As my good friend Nesrine Malik argued in the New York Times in April, liberal commentators’ “preciousness about the right to offend won’t be credible until they advocate extending it beyond Islamophobes — to racists, anti-Semites and homophobes, too”. Those who “fancy themselves defenders of free speech,” she concluded, “must be consistent in their absolutism, and stand up for offensive speech no matter who is the target”.
Attacking me for my off-the-cuff remarks and poor solutions is a nice and neat way of avoiding the problem that I highlight: you can now say things about Muslims that you cannot say about any other minority community, and such an egregious double standard is both morally wrong and, from a counter-extremism and counter-terrorism perspective, completely counter-productive. Can we deal with this point please? Rather than sticking our heads in the sand?…

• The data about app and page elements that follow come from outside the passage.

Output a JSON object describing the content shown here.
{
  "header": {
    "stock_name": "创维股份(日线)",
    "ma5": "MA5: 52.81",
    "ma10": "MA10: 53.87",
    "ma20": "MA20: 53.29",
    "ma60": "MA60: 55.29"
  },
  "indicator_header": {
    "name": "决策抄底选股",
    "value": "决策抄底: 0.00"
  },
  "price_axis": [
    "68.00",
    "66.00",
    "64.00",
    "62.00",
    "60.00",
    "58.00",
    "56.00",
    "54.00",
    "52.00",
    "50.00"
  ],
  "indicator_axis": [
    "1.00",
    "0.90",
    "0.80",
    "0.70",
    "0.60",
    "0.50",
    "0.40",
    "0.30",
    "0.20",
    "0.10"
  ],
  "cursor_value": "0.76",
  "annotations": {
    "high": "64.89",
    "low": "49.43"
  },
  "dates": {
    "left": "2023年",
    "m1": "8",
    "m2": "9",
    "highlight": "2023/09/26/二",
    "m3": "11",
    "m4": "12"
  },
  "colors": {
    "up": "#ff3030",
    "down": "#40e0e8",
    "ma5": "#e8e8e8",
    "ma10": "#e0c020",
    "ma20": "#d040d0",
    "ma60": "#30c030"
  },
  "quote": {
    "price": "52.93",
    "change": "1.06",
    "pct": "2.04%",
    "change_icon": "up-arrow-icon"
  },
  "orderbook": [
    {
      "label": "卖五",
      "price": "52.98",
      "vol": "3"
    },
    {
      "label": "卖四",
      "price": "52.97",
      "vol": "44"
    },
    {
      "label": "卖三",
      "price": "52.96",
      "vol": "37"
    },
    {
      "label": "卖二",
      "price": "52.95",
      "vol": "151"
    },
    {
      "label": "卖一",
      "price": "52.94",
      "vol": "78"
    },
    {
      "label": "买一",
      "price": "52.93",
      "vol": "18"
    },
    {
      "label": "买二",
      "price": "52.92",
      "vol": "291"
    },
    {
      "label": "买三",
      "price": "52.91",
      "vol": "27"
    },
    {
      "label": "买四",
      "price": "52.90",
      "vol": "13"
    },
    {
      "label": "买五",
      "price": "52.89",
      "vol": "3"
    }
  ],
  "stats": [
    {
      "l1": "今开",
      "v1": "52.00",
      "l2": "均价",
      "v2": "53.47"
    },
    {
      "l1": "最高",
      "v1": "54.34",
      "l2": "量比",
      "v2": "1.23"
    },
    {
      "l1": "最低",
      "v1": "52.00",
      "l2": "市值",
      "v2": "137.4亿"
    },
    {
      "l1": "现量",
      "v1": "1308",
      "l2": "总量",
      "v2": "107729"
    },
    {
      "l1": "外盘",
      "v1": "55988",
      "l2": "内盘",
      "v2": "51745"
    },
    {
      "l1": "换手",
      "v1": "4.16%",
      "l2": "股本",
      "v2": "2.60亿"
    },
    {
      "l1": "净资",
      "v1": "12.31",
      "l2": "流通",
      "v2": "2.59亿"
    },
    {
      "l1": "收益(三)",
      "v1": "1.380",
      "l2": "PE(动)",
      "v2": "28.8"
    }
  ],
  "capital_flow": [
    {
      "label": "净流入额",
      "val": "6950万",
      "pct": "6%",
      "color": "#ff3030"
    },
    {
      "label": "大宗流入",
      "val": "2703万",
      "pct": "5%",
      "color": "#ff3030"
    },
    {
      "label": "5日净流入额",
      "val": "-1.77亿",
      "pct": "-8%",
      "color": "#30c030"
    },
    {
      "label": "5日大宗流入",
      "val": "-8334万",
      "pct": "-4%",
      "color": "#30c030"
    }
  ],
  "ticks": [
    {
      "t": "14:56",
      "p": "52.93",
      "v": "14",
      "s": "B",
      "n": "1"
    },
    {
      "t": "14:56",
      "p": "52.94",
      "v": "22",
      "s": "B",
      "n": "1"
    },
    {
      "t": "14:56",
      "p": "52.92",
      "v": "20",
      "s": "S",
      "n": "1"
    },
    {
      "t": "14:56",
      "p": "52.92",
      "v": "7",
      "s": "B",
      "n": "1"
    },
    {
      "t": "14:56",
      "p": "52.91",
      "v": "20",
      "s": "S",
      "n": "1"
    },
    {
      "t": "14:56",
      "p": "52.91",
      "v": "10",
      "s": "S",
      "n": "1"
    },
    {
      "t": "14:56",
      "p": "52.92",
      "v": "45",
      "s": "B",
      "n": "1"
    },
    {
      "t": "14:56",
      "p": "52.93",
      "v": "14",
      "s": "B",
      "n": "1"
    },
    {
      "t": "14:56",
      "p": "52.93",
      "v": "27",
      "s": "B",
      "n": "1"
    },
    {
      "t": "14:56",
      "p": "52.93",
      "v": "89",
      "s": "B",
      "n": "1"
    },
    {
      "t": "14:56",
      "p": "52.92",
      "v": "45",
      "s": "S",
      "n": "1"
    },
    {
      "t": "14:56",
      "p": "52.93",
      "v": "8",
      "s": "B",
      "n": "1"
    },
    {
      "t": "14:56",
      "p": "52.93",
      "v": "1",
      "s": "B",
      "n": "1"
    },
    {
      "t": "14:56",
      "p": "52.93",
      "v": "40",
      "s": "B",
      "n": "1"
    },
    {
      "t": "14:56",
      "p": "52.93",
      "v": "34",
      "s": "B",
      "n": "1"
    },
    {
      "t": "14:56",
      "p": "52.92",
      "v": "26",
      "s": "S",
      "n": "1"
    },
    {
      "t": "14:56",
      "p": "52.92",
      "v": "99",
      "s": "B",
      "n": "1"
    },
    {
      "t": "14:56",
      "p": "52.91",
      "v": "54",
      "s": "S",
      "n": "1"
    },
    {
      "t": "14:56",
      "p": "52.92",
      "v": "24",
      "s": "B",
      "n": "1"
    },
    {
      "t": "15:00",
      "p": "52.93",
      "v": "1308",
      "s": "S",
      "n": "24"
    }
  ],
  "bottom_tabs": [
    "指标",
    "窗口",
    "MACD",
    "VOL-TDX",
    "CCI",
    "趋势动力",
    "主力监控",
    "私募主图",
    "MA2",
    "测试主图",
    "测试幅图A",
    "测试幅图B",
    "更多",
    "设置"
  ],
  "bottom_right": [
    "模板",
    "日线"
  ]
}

You can’t really say anything about Muslims at all that people like Mehdi Hasan would deem objectionable and offensive. As I have shown many, many times here, the mainstream media is a one-party state. If it runs an article headed, “Is Islam a Religion of Peace?,” the only answer you will ever see is “Yes.” If it runs an article entitled, “Was Bill Maher right that Islam is inherently violent?,” you can be sure it will be saying that Maher is wrong. The only place where the truth is still allowed is on the Internet, in places like Jihad Watch. But even that small blade of grass through the concrete drives Mehdi Hasan crazy, and he wants authorities to “deal with this point,” rather than sticking their “heads in the sand.” They are in the sand indeed — but that is because of the active efforts of Mehdi Hasan and his allies.